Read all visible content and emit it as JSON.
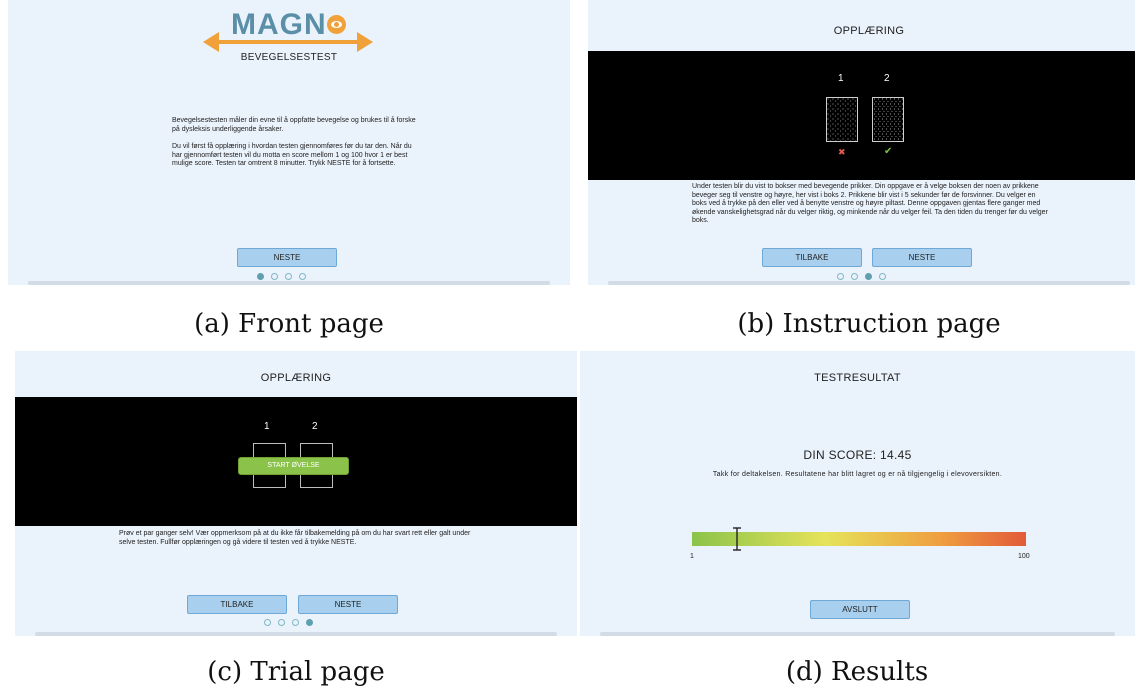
{
  "panel_a": {
    "logo_text": "MAGN",
    "subtitle": "BEVEGELSESTEST",
    "paragraph1": "Bevegelsestesten måler din evne til å oppfatte bevegelse og brukes til å forske på dysleksis underliggende årsaker.",
    "paragraph2": "Du vil først få opplæring i hvordan testen gjennomføres før du tar den. Når du har gjennomført testen vil du motta en score mellom 1 og 100 hvor 1 er best mulige score. Testen tar omtrent 8 minutter. Trykk NESTE for å fortsette.",
    "next_button": "NESTE",
    "caption": "(a) Front page",
    "dots_active": 0
  },
  "panel_b": {
    "title": "OPPLÆRING",
    "box1_label": "1",
    "box2_label": "2",
    "wrong_mark": "✖",
    "right_mark": "✔",
    "instructions": "Under testen blir du vist to bokser med bevegende prikker. Din oppgave er å velge boksen der noen av prikkene beveger seg til venstre og høyre, her vist i boks 2. Prikkene blir vist i 5 sekunder før de forsvinner. Du velger en boks ved å trykke på den eller ved å benytte venstre og høyre piltast. Denne oppgaven gjentas flere ganger med økende vanskelighetsgrad når du velger riktig, og minkende når du velger feil. Ta den tiden du trenger før du velger boks.",
    "back_button": "TILBAKE",
    "next_button": "NESTE",
    "caption": "(b) Instruction page",
    "dots_active": 2
  },
  "panel_c": {
    "title": "OPPLÆRING",
    "box1_label": "1",
    "box2_label": "2",
    "start_button": "START ØVELSE",
    "instructions": "Prøv et par ganger selv! Vær oppmerksom på at du ikke får tilbakemelding på om du har svart rett eller galt under selve testen. Fullfør opplæringen og gå videre til testen ved å trykke NESTE.",
    "back_button": "TILBAKE",
    "next_button": "NESTE",
    "caption": "(c) Trial page",
    "dots_active": 3
  },
  "panel_d": {
    "title": "TESTRESULTAT",
    "score_text": "DIN SCORE: 14.45",
    "score_value": 14.45,
    "thanks": "Takk for deltakelsen. Resultatene har blitt lagret og er nå tilgjengelig i elevoversikten.",
    "scale_min": "1",
    "scale_max": "100",
    "finish_button": "AVSLUTT",
    "caption": "(d) Results"
  },
  "colors": {
    "panel_bg": "#eaf2fb",
    "button_bg": "#a8d0ee",
    "logo_blue": "#5b8fa8",
    "logo_orange": "#f0a13a",
    "green": "#8bc34a",
    "wrong_red": "#e05a4f",
    "right_green": "#7cc243"
  }
}
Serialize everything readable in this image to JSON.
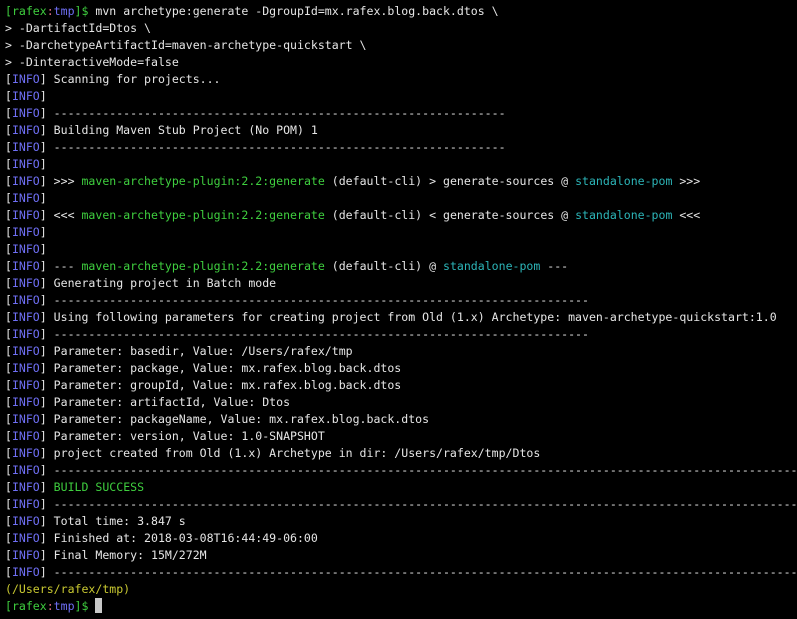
{
  "colors": {
    "w": "#e6e6e6",
    "b": "#6f6ff5",
    "g": "#3fcf3f",
    "c": "#2cb5b8",
    "y": "#c9c931",
    "p": "#e06a85"
  },
  "lines": [
    [
      {
        "t": "[rafex",
        "c": "g"
      },
      {
        "t": ":",
        "c": "p"
      },
      {
        "t": "tmp",
        "c": "b"
      },
      {
        "t": "]$ ",
        "c": "g"
      },
      {
        "t": "mvn archetype:generate -DgroupId=mx.rafex.blog.back.dtos \\",
        "c": "w"
      }
    ],
    [
      {
        "t": "> -DartifactId=Dtos \\",
        "c": "w"
      }
    ],
    [
      {
        "t": "> -DarchetypeArtifactId=maven-archetype-quickstart \\",
        "c": "w"
      }
    ],
    [
      {
        "t": "> -DinteractiveMode=false",
        "c": "w"
      }
    ],
    [
      {
        "t": "[",
        "c": "w"
      },
      {
        "t": "INFO",
        "c": "b"
      },
      {
        "t": "] Scanning for projects...",
        "c": "w"
      }
    ],
    [
      {
        "t": "[",
        "c": "w"
      },
      {
        "t": "INFO",
        "c": "b"
      },
      {
        "t": "]",
        "c": "w"
      }
    ],
    [
      {
        "t": "[",
        "c": "w"
      },
      {
        "t": "INFO",
        "c": "b"
      },
      {
        "t": "] -----------------------------------------------------------------",
        "c": "w"
      }
    ],
    [
      {
        "t": "[",
        "c": "w"
      },
      {
        "t": "INFO",
        "c": "b"
      },
      {
        "t": "] Building Maven Stub Project (No POM) 1",
        "c": "w"
      }
    ],
    [
      {
        "t": "[",
        "c": "w"
      },
      {
        "t": "INFO",
        "c": "b"
      },
      {
        "t": "] -----------------------------------------------------------------",
        "c": "w"
      }
    ],
    [
      {
        "t": "[",
        "c": "w"
      },
      {
        "t": "INFO",
        "c": "b"
      },
      {
        "t": "]",
        "c": "w"
      }
    ],
    [
      {
        "t": "[",
        "c": "w"
      },
      {
        "t": "INFO",
        "c": "b"
      },
      {
        "t": "] >>> ",
        "c": "w"
      },
      {
        "t": "maven-archetype-plugin:2.2:generate",
        "c": "g"
      },
      {
        "t": " (default-cli) > generate-sources @ ",
        "c": "w"
      },
      {
        "t": "standalone-pom",
        "c": "c"
      },
      {
        "t": " >>>",
        "c": "w"
      }
    ],
    [
      {
        "t": "[",
        "c": "w"
      },
      {
        "t": "INFO",
        "c": "b"
      },
      {
        "t": "]",
        "c": "w"
      }
    ],
    [
      {
        "t": "[",
        "c": "w"
      },
      {
        "t": "INFO",
        "c": "b"
      },
      {
        "t": "] <<< ",
        "c": "w"
      },
      {
        "t": "maven-archetype-plugin:2.2:generate",
        "c": "g"
      },
      {
        "t": " (default-cli) < generate-sources @ ",
        "c": "w"
      },
      {
        "t": "standalone-pom",
        "c": "c"
      },
      {
        "t": " <<<",
        "c": "w"
      }
    ],
    [
      {
        "t": "[",
        "c": "w"
      },
      {
        "t": "INFO",
        "c": "b"
      },
      {
        "t": "]",
        "c": "w"
      }
    ],
    [
      {
        "t": "[",
        "c": "w"
      },
      {
        "t": "INFO",
        "c": "b"
      },
      {
        "t": "]",
        "c": "w"
      }
    ],
    [
      {
        "t": "[",
        "c": "w"
      },
      {
        "t": "INFO",
        "c": "b"
      },
      {
        "t": "] --- ",
        "c": "w"
      },
      {
        "t": "maven-archetype-plugin:2.2:generate",
        "c": "g"
      },
      {
        "t": " (default-cli) @ ",
        "c": "w"
      },
      {
        "t": "standalone-pom",
        "c": "c"
      },
      {
        "t": " ---",
        "c": "w"
      }
    ],
    [
      {
        "t": "[",
        "c": "w"
      },
      {
        "t": "INFO",
        "c": "b"
      },
      {
        "t": "] Generating project in Batch mode",
        "c": "w"
      }
    ],
    [
      {
        "t": "[",
        "c": "w"
      },
      {
        "t": "INFO",
        "c": "b"
      },
      {
        "t": "] -----------------------------------------------------------------------------",
        "c": "w"
      }
    ],
    [
      {
        "t": "[",
        "c": "w"
      },
      {
        "t": "INFO",
        "c": "b"
      },
      {
        "t": "] Using following parameters for creating project from Old (1.x) Archetype: maven-archetype-quickstart:1.0",
        "c": "w"
      }
    ],
    [
      {
        "t": "[",
        "c": "w"
      },
      {
        "t": "INFO",
        "c": "b"
      },
      {
        "t": "] -----------------------------------------------------------------------------",
        "c": "w"
      }
    ],
    [
      {
        "t": "[",
        "c": "w"
      },
      {
        "t": "INFO",
        "c": "b"
      },
      {
        "t": "] Parameter: basedir, Value: /Users/rafex/tmp",
        "c": "w"
      }
    ],
    [
      {
        "t": "[",
        "c": "w"
      },
      {
        "t": "INFO",
        "c": "b"
      },
      {
        "t": "] Parameter: package, Value: mx.rafex.blog.back.dtos",
        "c": "w"
      }
    ],
    [
      {
        "t": "[",
        "c": "w"
      },
      {
        "t": "INFO",
        "c": "b"
      },
      {
        "t": "] Parameter: groupId, Value: mx.rafex.blog.back.dtos",
        "c": "w"
      }
    ],
    [
      {
        "t": "[",
        "c": "w"
      },
      {
        "t": "INFO",
        "c": "b"
      },
      {
        "t": "] Parameter: artifactId, Value: Dtos",
        "c": "w"
      }
    ],
    [
      {
        "t": "[",
        "c": "w"
      },
      {
        "t": "INFO",
        "c": "b"
      },
      {
        "t": "] Parameter: packageName, Value: mx.rafex.blog.back.dtos",
        "c": "w"
      }
    ],
    [
      {
        "t": "[",
        "c": "w"
      },
      {
        "t": "INFO",
        "c": "b"
      },
      {
        "t": "] Parameter: version, Value: 1.0-SNAPSHOT",
        "c": "w"
      }
    ],
    [
      {
        "t": "[",
        "c": "w"
      },
      {
        "t": "INFO",
        "c": "b"
      },
      {
        "t": "] project created from Old (1.x) Archetype in dir: /Users/rafex/tmp/Dtos",
        "c": "w"
      }
    ],
    [
      {
        "t": "[",
        "c": "w"
      },
      {
        "t": "INFO",
        "c": "b"
      },
      {
        "t": "] ------------------------------------------------------------------------------------------------------------",
        "c": "w"
      }
    ],
    [
      {
        "t": "[",
        "c": "w"
      },
      {
        "t": "INFO",
        "c": "b"
      },
      {
        "t": "] ",
        "c": "w"
      },
      {
        "t": "BUILD SUCCESS",
        "c": "g"
      }
    ],
    [
      {
        "t": "[",
        "c": "w"
      },
      {
        "t": "INFO",
        "c": "b"
      },
      {
        "t": "] ------------------------------------------------------------------------------------------------------------",
        "c": "w"
      }
    ],
    [
      {
        "t": "[",
        "c": "w"
      },
      {
        "t": "INFO",
        "c": "b"
      },
      {
        "t": "] Total time: 3.847 s",
        "c": "w"
      }
    ],
    [
      {
        "t": "[",
        "c": "w"
      },
      {
        "t": "INFO",
        "c": "b"
      },
      {
        "t": "] Finished at: 2018-03-08T16:44:49-06:00",
        "c": "w"
      }
    ],
    [
      {
        "t": "[",
        "c": "w"
      },
      {
        "t": "INFO",
        "c": "b"
      },
      {
        "t": "] Final Memory: 15M/272M",
        "c": "w"
      }
    ],
    [
      {
        "t": "[",
        "c": "w"
      },
      {
        "t": "INFO",
        "c": "b"
      },
      {
        "t": "] ------------------------------------------------------------------------------------------------------------",
        "c": "w"
      }
    ],
    [
      {
        "t": "(/Users/rafex/tmp)",
        "c": "y"
      }
    ],
    [
      {
        "t": "[rafex",
        "c": "g"
      },
      {
        "t": ":",
        "c": "p"
      },
      {
        "t": "tmp",
        "c": "b"
      },
      {
        "t": "]$ ",
        "c": "g"
      }
    ]
  ]
}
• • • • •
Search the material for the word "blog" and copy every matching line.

**Exercise solution**
        "t": "mvn archetype:generate -DgroupId=mx.rafex.blog.back.dtos \\",
        "t": "] Parameter: package, Value: mx.rafex.blog.back.dtos",
        "t": "] Parameter: groupId, Value: mx.rafex.blog.back.dtos",
        "t": "] Parameter: packageName, Value: mx.rafex.blog.back.dtos",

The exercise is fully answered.